What makes no sense to me is that many people choose to correct their mistakes with another comment. Suppose a person types "LOL! That made me shit my paints with laughter!!!" beneath a picture of a cat making a grumpy face. This person realizes his/her mistake just a fraction of a second too late, and the typo is now on display on the information superhighway. Often times the person will correct themselves with a second comment that says "*pants", just in case anybody gets confused and thinks that cans of paint were crapped in as a result of a hilarious cat pic. This would be a perfectly acceptable solution if facebook didn't have a feature that allows you to edit or delete your own posts.
Yep, that's on there. And if you didn't know it was on there, here's how to use it: Hover your mouse anywhere over your comment that you want to edit. A tiny picture of a pencil (or maybe it's a lipstick?) pops up in the upper right-hand corner of your post. You can choose to either edit or delete your comment, thus avoid looking silly by having to post a correction comment, or being horrifyingly embarrassed when you make a second error in your correction comment.
I don't use a mobile facebook app on my phone when I'm out of the house, because if I'm out of the house either I have shit to do or I'm with friends that I'd like to engage in human interaction with, so I don't know how the edit/delete function works on your iPhones and Androids. But if you're bored enough wherever you are that you're scrolling through your facebook feed, see #3...
3. Status Updates Proclaiming That You're Bored
My thoughts on boredom, and people who often claim that they're bored, is best summed up in a quote by Louis C.K.:

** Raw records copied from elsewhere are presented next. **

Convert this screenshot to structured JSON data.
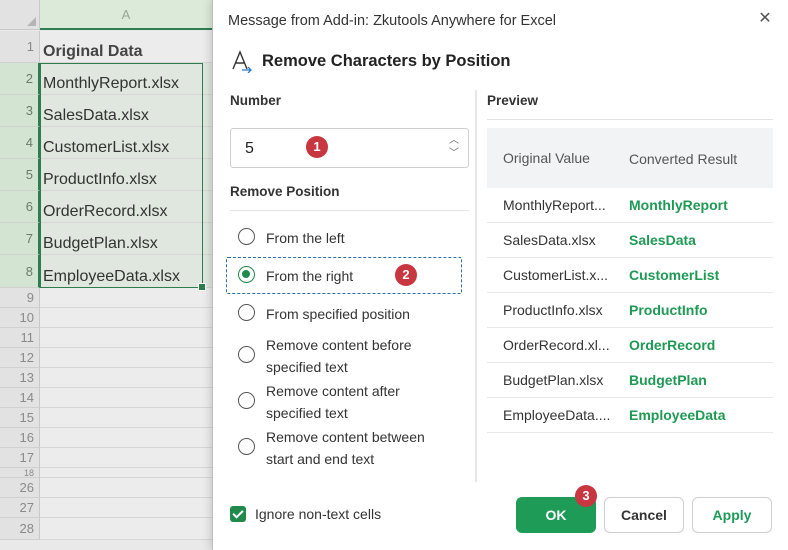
{
  "spreadsheet": {
    "column_header": "A",
    "rows": [
      {
        "num": "1",
        "value": "Original Data"
      },
      {
        "num": "2",
        "value": "MonthlyReport.xlsx"
      },
      {
        "num": "3",
        "value": "SalesData.xlsx"
      },
      {
        "num": "4",
        "value": "CustomerList.xlsx"
      },
      {
        "num": "5",
        "value": "ProductInfo.xlsx"
      },
      {
        "num": "6",
        "value": "OrderRecord.xlsx"
      },
      {
        "num": "7",
        "value": "BudgetPlan.xlsx"
      },
      {
        "num": "8",
        "value": "EmployeeData.xlsx"
      },
      {
        "num": "9",
        "value": ""
      },
      {
        "num": "10",
        "value": ""
      },
      {
        "num": "11",
        "value": ""
      },
      {
        "num": "12",
        "value": ""
      },
      {
        "num": "13",
        "value": ""
      },
      {
        "num": "14",
        "value": ""
      },
      {
        "num": "15",
        "value": ""
      },
      {
        "num": "16",
        "value": ""
      },
      {
        "num": "17",
        "value": ""
      },
      {
        "num": "18",
        "value": ""
      },
      {
        "num": "26",
        "value": ""
      },
      {
        "num": "27",
        "value": ""
      },
      {
        "num": "28",
        "value": ""
      }
    ]
  },
  "dialog": {
    "window_title": "Message from Add-in: Zkutools Anywhere for Excel",
    "heading": "Remove Characters by Position",
    "number_label": "Number",
    "number_value": "5",
    "remove_position_label": "Remove Position",
    "options": [
      {
        "label": "From the left",
        "checked": false
      },
      {
        "label": "From the right",
        "checked": true
      },
      {
        "label": "From specified position",
        "checked": false
      },
      {
        "label": "Remove content before specified text",
        "checked": false
      },
      {
        "label": "Remove content after specified text",
        "checked": false
      },
      {
        "label": "Remove content between start and end text",
        "checked": false
      }
    ],
    "preview_label": "Preview",
    "preview_headers": {
      "original": "Original Value",
      "converted": "Converted Result"
    },
    "preview_rows": [
      {
        "original": "MonthlyReport...",
        "converted": "MonthlyReport"
      },
      {
        "original": "SalesData.xlsx",
        "converted": "SalesData"
      },
      {
        "original": "CustomerList.x...",
        "converted": "CustomerList"
      },
      {
        "original": "ProductInfo.xlsx",
        "converted": "ProductInfo"
      },
      {
        "original": "OrderRecord.xl...",
        "converted": "OrderRecord"
      },
      {
        "original": "BudgetPlan.xlsx",
        "converted": "BudgetPlan"
      },
      {
        "original": "EmployeeData....",
        "converted": "EmployeeData"
      }
    ],
    "ignore_non_text_label": "Ignore non-text cells",
    "ignore_non_text_checked": true,
    "ok_label": "OK",
    "cancel_label": "Cancel",
    "apply_label": "Apply",
    "badges": [
      "1",
      "2",
      "3"
    ]
  },
  "colors": {
    "accent": "#1e9b57",
    "badge": "#c8363f",
    "highlight_border": "#2b6ea8",
    "selection": "#2e7d4f"
  },
  "icons": {
    "close": "close-icon",
    "heading": "text-remove-icon",
    "spinner": "chevron-up-down-icon"
  }
}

"'I'm bored' is a useless thing to say. I mean, you live in a great, big, vast world that you've seen none percent of. Even the inside of your mind is endless. It goes on forever, inwardly. Do you understand? The fact that you're alive is amazing, so you don't get to say 'I'm bored.'"
One of my favorite quotes by one of my favorite comedians expresses my thoughts on boredom in a way that I wouldn't have ever thought to word it. And this sort of reasoning is why I'll never understand why somebody would be sitting in front of a piece of technology that gives them access to unlimited sources of fascinating information, not to mention millions of sources of entertainment, and choose to spend their time with this technology by telling the world that they're bored.
To that I say, "Horsefeathers!"
If you're bored, read an article on Cracked.com or your favorite blog. Download some new music (legally, so the artist gets his .00000004 cent royalty payment). Watch a video for cryin' out loud! If you're on facebook, you have internet access. If you have internet access, you shouldn't be bored. There will never come a day when you've seen everything that's on the internet. Just the amount of porn alone would probably fill hundreds of lifetimes. Sexy, sexy lifetimes.
Not only that, but there's tons of stuff to do that doesn't involve being hunched over in front of a computer. You could read a book. Watch a movie. Go outside and breathe the relatively fresh air while we still have that. And if you don't look like Daniel Craig, then you should be exercising. (Did I just imply that even women should look like Daniel Craig? Maybe I did, internet, maybe I did.)
In summary: nobody cares about what you're having for brunch, it's unnecessary to correct comments with more comments, and there's no excuse for announcing that you're bored. These are three facebook behaviors that can and should go away. Now if you'll excuse me, I have to check out the new images on ChicksWhoLookLikeDanielCraig.com.